> _ACTIVITY_
Copy all the records exactly; the complete set is the expected result.

▬▬▬▬▬▬

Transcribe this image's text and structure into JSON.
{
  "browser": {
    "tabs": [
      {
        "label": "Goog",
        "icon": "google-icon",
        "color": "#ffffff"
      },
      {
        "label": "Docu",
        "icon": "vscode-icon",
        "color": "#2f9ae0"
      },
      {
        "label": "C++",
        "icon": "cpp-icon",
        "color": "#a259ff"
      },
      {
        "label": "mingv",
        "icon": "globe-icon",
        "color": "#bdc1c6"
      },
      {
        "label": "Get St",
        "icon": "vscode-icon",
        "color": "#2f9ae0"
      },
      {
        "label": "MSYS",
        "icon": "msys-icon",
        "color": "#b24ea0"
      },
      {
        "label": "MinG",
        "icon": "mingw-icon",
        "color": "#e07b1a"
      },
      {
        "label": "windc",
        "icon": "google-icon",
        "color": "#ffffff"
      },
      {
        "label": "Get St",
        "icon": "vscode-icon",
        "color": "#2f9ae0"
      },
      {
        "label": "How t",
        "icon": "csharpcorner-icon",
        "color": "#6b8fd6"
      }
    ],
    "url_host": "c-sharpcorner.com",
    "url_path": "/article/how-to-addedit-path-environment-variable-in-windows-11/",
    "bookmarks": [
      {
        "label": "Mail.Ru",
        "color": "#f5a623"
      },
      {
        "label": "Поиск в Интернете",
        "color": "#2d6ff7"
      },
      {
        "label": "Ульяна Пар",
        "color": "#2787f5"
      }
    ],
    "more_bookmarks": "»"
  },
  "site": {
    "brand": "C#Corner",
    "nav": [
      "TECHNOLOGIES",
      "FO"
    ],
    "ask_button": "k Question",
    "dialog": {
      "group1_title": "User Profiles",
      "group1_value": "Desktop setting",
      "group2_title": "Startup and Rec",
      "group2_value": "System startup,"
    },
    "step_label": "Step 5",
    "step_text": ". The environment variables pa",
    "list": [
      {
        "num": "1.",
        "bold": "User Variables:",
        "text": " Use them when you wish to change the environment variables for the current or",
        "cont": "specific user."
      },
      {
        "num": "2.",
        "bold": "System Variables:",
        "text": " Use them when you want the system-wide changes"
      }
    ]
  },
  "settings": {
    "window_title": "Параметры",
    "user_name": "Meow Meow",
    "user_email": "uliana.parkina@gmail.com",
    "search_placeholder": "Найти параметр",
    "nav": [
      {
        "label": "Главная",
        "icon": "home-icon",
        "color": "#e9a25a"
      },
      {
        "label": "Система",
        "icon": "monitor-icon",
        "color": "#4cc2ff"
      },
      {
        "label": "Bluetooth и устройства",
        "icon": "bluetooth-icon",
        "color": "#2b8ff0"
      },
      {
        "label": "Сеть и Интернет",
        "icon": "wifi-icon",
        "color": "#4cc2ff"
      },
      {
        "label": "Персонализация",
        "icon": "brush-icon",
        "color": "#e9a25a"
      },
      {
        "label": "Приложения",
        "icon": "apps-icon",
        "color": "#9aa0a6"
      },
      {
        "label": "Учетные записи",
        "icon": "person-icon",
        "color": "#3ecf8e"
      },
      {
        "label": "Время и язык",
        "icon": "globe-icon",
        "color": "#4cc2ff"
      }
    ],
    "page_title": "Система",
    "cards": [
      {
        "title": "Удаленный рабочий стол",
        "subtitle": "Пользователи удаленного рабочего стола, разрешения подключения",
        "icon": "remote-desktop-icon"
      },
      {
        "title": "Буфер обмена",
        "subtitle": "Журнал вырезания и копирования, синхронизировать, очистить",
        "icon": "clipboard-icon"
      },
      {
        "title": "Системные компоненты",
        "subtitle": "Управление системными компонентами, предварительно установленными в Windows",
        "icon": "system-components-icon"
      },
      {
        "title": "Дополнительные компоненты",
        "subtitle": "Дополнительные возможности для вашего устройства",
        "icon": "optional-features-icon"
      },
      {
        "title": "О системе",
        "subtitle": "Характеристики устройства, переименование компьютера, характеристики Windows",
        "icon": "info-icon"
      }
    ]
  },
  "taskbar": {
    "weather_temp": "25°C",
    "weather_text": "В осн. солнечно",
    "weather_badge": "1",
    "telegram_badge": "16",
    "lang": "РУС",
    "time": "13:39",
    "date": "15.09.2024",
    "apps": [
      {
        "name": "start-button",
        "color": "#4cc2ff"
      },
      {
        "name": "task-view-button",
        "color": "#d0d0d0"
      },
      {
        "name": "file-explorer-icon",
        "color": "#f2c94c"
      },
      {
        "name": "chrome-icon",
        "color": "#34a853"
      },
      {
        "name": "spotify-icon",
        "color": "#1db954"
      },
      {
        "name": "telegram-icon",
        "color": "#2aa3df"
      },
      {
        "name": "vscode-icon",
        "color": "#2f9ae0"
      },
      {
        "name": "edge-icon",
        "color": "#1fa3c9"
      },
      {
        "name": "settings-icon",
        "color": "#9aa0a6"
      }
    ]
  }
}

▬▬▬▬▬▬

> _RESPONSE_
Transcribe this image's text and structure into JSON.
{
  "browser": {
    "tabs": [
      {
        "label": "Goog",
        "icon": "google-icon",
        "color": "#ffffff"
      },
      {
        "label": "Docu",
        "icon": "vscode-icon",
        "color": "#2f9ae0"
      },
      {
        "label": "C++",
        "icon": "cpp-icon",
        "color": "#a259ff"
      },
      {
        "label": "mingv",
        "icon": "globe-icon",
        "color": "#bdc1c6"
      },
      {
        "label": "Get St",
        "icon": "vscode-icon",
        "color": "#2f9ae0"
      },
      {
        "label": "MSYS",
        "icon": "msys-icon",
        "color": "#b24ea0"
      },
      {
        "label": "MinG",
        "icon": "mingw-icon",
        "color": "#e07b1a"
      },
      {
        "label": "windc",
        "icon": "google-icon",
        "color": "#ffffff"
      },
      {
        "label": "Get St",
        "icon": "vscode-icon",
        "color": "#2f9ae0"
      },
      {
        "label": "How t",
        "icon": "csharpcorner-icon",
        "color": "#6b8fd6"
      }
    ],
    "url_host": "c-sharpcorner.com",
    "url_path": "/article/how-to-addedit-path-environment-variable-in-windows-11/",
    "bookmarks": [
      {
        "label": "Mail.Ru",
        "color": "#f5a623"
      },
      {
        "label": "Поиск в Интернете",
        "color": "#2d6ff7"
      },
      {
        "label": "Ульяна Пар",
        "color": "#2787f5"
      }
    ],
    "more_bookmarks": "»"
  },
  "site": {
    "brand": "C#Corner",
    "nav": [
      "TECHNOLOGIES",
      "FO"
    ],
    "ask_button": "k Question",
    "dialog": {
      "group1_title": "User Profiles",
      "group1_value": "Desktop setting",
      "group2_title": "Startup and Rec",
      "group2_value": "System startup,"
    },
    "step_label": "Step 5",
    "step_text": ". The environment variables pa",
    "list": [
      {
        "num": "1.",
        "bold": "User Variables:",
        "text": " Use them when you wish to change the environment variables for the current or",
        "cont": "specific user."
      },
      {
        "num": "2.",
        "bold": "System Variables:",
        "text": " Use them when you want the system-wide changes"
      }
    ]
  },
  "settings": {
    "window_title": "Параметры",
    "user_name": "Meow Meow",
    "user_email": "uliana.parkina@gmail.com",
    "search_placeholder": "Найти параметр",
    "nav": [
      {
        "label": "Главная",
        "icon": "home-icon",
        "color": "#e9a25a"
      },
      {
        "label": "Система",
        "icon": "monitor-icon",
        "color": "#4cc2ff"
      },
      {
        "label": "Bluetooth и устройства",
        "icon": "bluetooth-icon",
        "color": "#2b8ff0"
      },
      {
        "label": "Сеть и Интернет",
        "icon": "wifi-icon",
        "color": "#4cc2ff"
      },
      {
        "label": "Персонализация",
        "icon": "brush-icon",
        "color": "#e9a25a"
      },
      {
        "label": "Приложения",
        "icon": "apps-icon",
        "color": "#9aa0a6"
      },
      {
        "label": "Учетные записи",
        "icon": "person-icon",
        "color": "#3ecf8e"
      },
      {
        "label": "Время и язык",
        "icon": "globe-icon",
        "color": "#4cc2ff"
      }
    ],
    "page_title": "Система",
    "cards": [
      {
        "title": "Удаленный рабочий стол",
        "subtitle": "Пользователи удаленного рабочего стола, разрешения подключения",
        "icon": "remote-desktop-icon"
      },
      {
        "title": "Буфер обмена",
        "subtitle": "Журнал вырезания и копирования, синхронизировать, очистить",
        "icon": "clipboard-icon"
      },
      {
        "title": "Системные компоненты",
        "subtitle": "Управление системными компонентами, предварительно установленными в Windows",
        "icon": "system-components-icon"
      },
      {
        "title": "Дополнительные компоненты",
        "subtitle": "Дополнительные возможности для вашего устройства",
        "icon": "optional-features-icon"
      },
      {
        "title": "О системе",
        "subtitle": "Характеристики устройства, переименование компьютера, характеристики Windows",
        "icon": "info-icon"
      }
    ]
  },
  "taskbar": {
    "weather_temp": "25°C",
    "weather_text": "В осн. солнечно",
    "weather_badge": "1",
    "telegram_badge": "16",
    "lang": "РУС",
    "time": "13:39",
    "date": "15.09.2024",
    "apps": [
      {
        "name": "start-button",
        "color": "#4cc2ff"
      },
      {
        "name": "task-view-button",
        "color": "#d0d0d0"
      },
      {
        "name": "file-explorer-icon",
        "color": "#f2c94c"
      },
      {
        "name": "chrome-icon",
        "color": "#34a853"
      },
      {
        "name": "spotify-icon",
        "color": "#1db954"
      },
      {
        "name": "telegram-icon",
        "color": "#2aa3df"
      },
      {
        "name": "vscode-icon",
        "color": "#2f9ae0"
      },
      {
        "name": "edge-icon",
        "color": "#1fa3c9"
      },
      {
        "name": "settings-icon",
        "color": "#9aa0a6"
      }
    ]
  }
}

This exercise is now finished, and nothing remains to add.